Data extracted from a collection
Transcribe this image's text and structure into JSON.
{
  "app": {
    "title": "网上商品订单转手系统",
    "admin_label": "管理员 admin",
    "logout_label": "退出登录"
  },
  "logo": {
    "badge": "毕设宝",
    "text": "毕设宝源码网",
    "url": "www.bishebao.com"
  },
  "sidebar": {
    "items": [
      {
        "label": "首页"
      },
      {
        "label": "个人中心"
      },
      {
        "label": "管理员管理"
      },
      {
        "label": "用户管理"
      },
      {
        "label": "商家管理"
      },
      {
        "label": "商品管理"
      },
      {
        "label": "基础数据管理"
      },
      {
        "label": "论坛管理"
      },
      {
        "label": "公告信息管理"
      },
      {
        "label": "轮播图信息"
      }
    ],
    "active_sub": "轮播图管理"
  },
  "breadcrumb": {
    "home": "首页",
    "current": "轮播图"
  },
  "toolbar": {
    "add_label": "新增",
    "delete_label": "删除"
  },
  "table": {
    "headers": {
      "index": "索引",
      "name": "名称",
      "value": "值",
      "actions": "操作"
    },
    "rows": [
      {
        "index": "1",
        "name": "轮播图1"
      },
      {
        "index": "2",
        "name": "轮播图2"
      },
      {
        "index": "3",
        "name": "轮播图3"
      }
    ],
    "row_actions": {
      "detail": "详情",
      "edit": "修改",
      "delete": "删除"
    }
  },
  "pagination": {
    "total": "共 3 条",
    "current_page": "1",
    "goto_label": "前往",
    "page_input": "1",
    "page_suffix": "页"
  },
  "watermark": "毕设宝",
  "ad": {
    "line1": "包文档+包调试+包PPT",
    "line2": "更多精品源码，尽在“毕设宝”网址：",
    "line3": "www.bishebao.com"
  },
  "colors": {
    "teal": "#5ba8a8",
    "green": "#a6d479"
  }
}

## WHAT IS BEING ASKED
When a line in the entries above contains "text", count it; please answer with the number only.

## FINISHED TASK
2